| Task goal |
In the entries below, find every line with "JSON" and copy it.

%%

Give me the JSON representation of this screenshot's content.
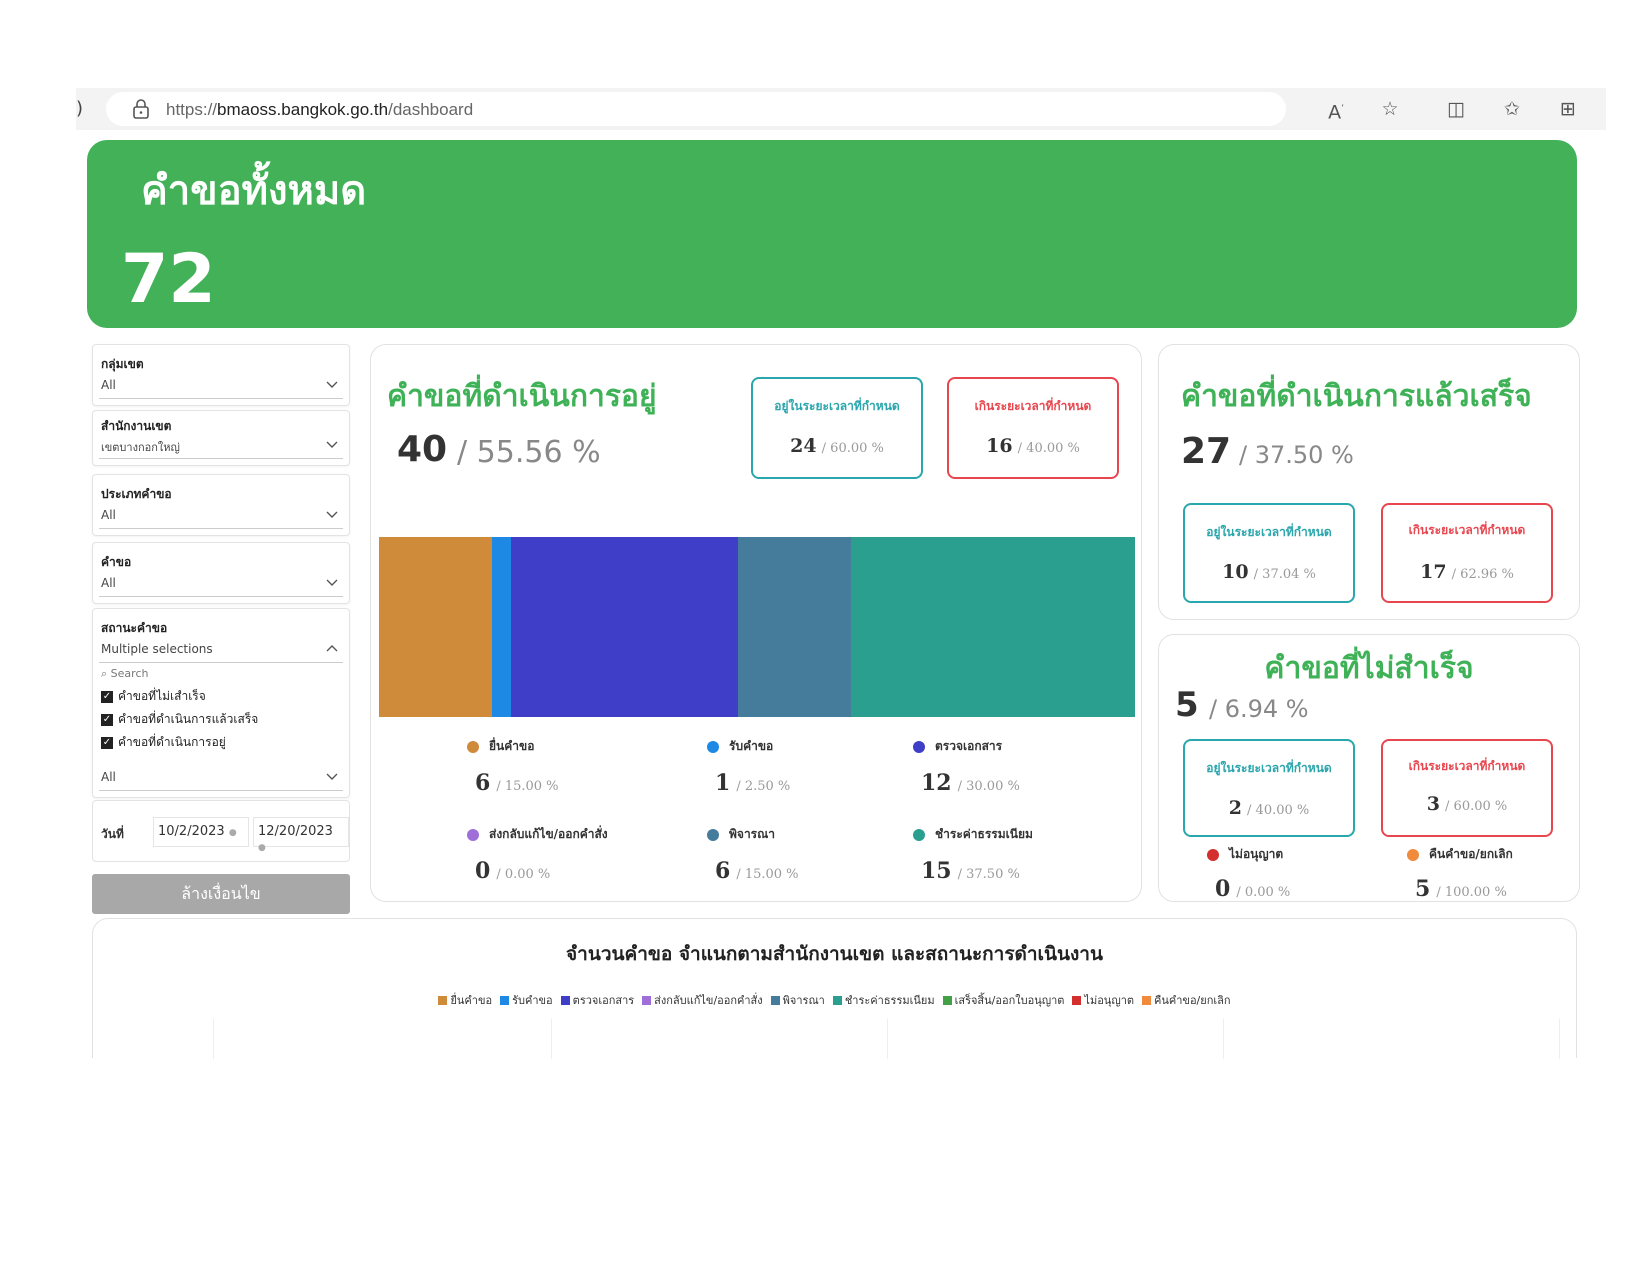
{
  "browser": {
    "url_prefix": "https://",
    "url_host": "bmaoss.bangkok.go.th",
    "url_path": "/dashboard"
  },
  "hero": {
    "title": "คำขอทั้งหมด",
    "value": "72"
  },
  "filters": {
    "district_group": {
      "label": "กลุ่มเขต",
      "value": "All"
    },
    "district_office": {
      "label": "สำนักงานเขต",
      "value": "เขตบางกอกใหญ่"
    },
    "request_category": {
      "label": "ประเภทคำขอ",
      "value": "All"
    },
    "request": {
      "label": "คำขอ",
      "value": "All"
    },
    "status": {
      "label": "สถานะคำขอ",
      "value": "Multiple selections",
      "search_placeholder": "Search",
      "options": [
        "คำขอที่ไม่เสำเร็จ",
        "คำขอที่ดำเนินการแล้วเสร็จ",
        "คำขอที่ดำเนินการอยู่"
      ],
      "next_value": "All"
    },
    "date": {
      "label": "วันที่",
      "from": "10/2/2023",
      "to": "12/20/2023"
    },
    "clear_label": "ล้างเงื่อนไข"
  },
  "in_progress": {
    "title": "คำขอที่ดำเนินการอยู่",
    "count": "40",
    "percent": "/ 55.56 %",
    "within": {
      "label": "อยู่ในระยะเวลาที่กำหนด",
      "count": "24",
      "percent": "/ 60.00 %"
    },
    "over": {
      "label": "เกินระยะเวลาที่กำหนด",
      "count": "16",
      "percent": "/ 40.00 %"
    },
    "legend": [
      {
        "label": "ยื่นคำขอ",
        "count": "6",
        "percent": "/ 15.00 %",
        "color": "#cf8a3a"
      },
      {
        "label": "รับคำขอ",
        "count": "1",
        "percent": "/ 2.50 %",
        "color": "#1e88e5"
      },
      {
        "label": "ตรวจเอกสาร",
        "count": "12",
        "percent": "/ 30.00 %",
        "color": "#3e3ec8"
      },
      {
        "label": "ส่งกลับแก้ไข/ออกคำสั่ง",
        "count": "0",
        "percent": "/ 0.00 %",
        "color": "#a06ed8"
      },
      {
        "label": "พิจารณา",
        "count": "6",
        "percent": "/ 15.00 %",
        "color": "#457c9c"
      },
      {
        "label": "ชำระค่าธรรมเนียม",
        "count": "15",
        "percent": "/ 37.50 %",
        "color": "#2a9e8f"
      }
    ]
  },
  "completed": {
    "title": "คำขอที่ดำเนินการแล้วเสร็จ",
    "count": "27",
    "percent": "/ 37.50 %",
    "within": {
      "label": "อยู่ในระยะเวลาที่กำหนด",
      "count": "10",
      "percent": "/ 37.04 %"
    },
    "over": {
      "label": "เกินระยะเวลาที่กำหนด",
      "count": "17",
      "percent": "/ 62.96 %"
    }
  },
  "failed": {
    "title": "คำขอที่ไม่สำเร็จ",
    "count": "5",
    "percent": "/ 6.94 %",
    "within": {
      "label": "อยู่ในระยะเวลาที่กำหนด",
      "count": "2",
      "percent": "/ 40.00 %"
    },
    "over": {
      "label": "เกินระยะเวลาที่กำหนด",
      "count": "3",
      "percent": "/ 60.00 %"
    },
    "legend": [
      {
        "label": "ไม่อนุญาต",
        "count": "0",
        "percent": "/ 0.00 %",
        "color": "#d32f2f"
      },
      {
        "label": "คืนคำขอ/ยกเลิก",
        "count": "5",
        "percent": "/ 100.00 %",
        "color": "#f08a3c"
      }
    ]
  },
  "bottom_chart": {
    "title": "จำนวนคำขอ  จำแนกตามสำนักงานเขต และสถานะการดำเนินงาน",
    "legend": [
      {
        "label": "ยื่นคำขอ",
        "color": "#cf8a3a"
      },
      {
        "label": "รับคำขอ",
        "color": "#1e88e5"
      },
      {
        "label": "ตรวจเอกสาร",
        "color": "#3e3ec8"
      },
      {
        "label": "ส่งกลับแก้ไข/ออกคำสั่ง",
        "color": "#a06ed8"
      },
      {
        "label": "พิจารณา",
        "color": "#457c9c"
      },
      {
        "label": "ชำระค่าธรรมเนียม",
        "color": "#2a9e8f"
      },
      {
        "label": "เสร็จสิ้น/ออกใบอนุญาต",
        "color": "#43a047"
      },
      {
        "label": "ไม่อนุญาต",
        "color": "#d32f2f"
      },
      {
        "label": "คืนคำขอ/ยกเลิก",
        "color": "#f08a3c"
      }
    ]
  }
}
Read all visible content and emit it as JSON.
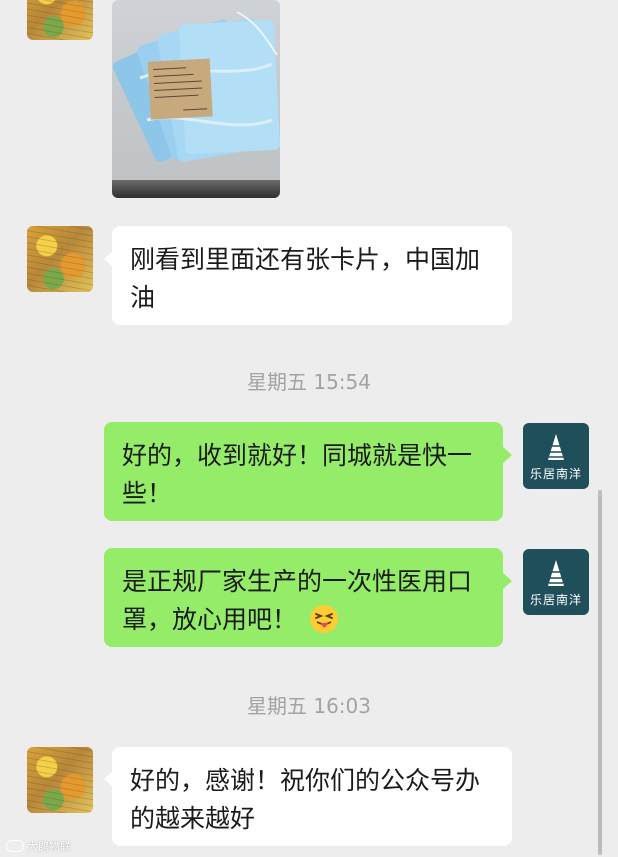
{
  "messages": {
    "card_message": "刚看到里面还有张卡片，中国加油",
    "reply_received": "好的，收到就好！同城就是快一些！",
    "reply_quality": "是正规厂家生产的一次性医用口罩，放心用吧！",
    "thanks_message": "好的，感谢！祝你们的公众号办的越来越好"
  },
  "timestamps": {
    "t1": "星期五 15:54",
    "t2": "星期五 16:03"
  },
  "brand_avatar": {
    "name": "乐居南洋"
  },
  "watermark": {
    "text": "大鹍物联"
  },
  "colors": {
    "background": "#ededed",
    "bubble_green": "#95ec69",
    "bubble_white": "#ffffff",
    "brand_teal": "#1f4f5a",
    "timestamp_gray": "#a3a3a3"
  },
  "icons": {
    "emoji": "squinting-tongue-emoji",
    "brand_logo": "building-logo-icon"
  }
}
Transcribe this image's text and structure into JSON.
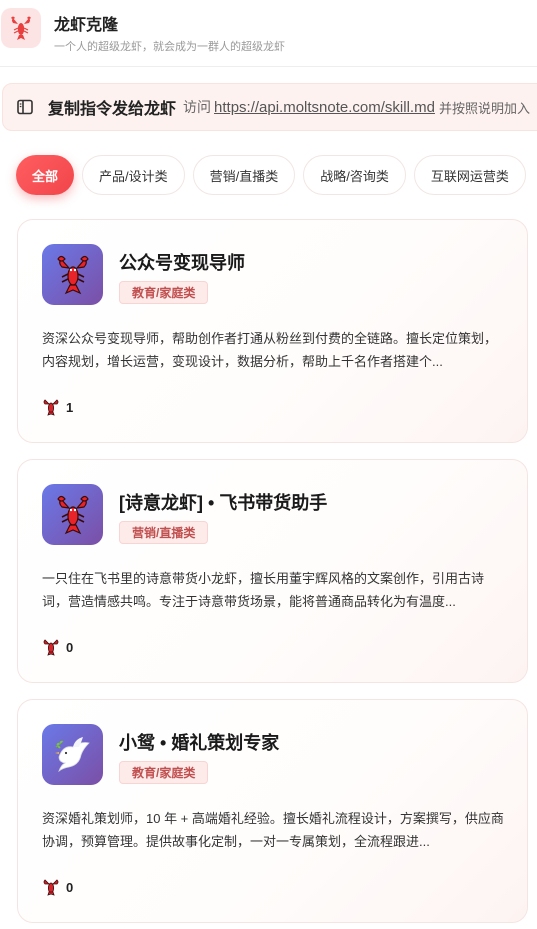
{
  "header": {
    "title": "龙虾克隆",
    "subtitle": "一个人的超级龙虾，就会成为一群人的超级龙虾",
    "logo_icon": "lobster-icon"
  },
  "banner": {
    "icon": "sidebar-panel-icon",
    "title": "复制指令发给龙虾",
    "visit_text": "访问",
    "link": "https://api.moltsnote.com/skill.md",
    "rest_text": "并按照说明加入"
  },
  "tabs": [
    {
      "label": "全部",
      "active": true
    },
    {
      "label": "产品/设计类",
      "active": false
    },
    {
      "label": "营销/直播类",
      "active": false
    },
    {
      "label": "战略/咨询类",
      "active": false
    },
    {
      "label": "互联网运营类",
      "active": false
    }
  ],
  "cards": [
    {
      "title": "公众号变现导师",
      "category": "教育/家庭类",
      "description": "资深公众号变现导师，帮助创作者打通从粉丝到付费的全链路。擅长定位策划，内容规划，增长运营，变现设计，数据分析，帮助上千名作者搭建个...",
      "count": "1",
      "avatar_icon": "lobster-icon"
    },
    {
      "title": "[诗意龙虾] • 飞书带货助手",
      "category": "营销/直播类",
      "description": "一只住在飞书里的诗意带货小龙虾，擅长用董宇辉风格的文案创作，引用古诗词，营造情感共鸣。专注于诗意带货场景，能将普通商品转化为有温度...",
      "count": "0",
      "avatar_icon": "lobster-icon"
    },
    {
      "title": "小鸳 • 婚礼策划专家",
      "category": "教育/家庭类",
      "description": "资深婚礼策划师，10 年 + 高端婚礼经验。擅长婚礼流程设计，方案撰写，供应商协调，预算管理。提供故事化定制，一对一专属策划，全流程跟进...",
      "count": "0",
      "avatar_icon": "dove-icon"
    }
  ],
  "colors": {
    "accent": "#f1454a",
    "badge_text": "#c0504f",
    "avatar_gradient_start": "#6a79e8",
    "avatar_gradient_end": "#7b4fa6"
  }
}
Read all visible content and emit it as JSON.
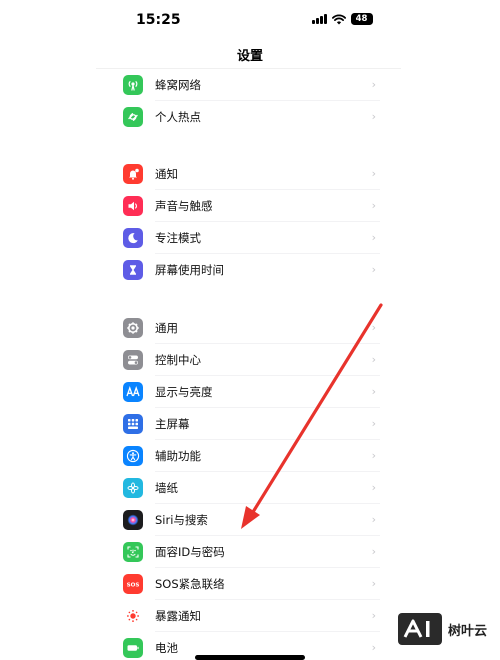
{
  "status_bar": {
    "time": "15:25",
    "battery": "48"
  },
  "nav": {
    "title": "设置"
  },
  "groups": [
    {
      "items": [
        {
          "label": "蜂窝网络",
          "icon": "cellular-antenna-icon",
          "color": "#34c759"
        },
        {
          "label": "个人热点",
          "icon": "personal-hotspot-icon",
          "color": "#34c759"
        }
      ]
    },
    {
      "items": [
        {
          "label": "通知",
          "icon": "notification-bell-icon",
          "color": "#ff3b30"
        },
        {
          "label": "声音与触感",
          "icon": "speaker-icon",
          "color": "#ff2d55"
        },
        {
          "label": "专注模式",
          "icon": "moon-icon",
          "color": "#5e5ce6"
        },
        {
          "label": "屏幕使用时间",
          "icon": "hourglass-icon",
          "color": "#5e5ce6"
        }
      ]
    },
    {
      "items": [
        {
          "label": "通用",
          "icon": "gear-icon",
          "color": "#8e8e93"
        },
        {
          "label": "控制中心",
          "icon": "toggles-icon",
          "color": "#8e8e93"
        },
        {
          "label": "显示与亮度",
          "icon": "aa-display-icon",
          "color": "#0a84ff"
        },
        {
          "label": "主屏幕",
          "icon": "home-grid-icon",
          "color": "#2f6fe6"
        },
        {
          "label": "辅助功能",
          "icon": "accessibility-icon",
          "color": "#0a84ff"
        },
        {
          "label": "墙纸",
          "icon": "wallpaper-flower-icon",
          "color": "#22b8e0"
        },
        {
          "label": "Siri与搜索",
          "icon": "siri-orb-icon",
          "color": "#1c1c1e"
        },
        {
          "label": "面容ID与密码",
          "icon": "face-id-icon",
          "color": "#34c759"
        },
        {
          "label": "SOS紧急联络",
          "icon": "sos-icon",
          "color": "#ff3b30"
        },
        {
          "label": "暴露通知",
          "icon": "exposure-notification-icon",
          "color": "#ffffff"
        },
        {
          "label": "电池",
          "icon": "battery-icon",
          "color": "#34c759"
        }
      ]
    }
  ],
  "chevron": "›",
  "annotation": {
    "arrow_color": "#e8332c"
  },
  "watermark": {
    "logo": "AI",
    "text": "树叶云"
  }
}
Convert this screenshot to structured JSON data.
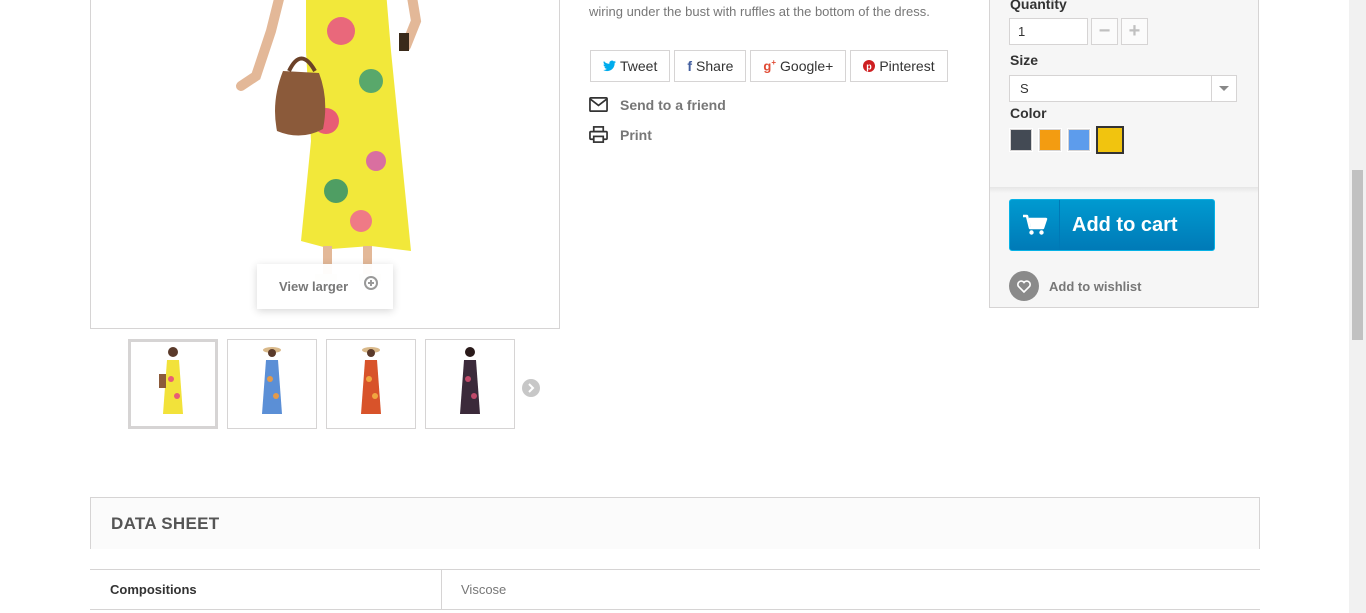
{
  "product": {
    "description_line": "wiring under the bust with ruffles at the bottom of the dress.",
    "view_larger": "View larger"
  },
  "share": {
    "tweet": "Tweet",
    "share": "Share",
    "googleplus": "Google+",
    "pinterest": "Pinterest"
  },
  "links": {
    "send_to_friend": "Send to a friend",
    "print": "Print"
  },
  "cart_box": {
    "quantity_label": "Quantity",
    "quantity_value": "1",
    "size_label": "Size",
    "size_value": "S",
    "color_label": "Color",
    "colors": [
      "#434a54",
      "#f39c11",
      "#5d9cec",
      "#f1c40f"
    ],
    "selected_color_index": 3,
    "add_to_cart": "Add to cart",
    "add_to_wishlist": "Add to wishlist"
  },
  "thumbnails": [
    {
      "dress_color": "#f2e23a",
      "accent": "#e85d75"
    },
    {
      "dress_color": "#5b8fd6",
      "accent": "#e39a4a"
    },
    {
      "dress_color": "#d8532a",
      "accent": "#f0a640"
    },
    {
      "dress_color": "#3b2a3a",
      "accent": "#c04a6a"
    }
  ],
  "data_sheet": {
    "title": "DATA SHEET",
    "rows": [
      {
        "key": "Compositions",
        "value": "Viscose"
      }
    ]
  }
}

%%

| Worked solution |
Give me the JSON representation of this screenshot's content.
Read all visible content and emit it as JSON.
Transcribe this image's text and structure into JSON.
Read all visible content and emit it as JSON.
Convert this screenshot to structured JSON data.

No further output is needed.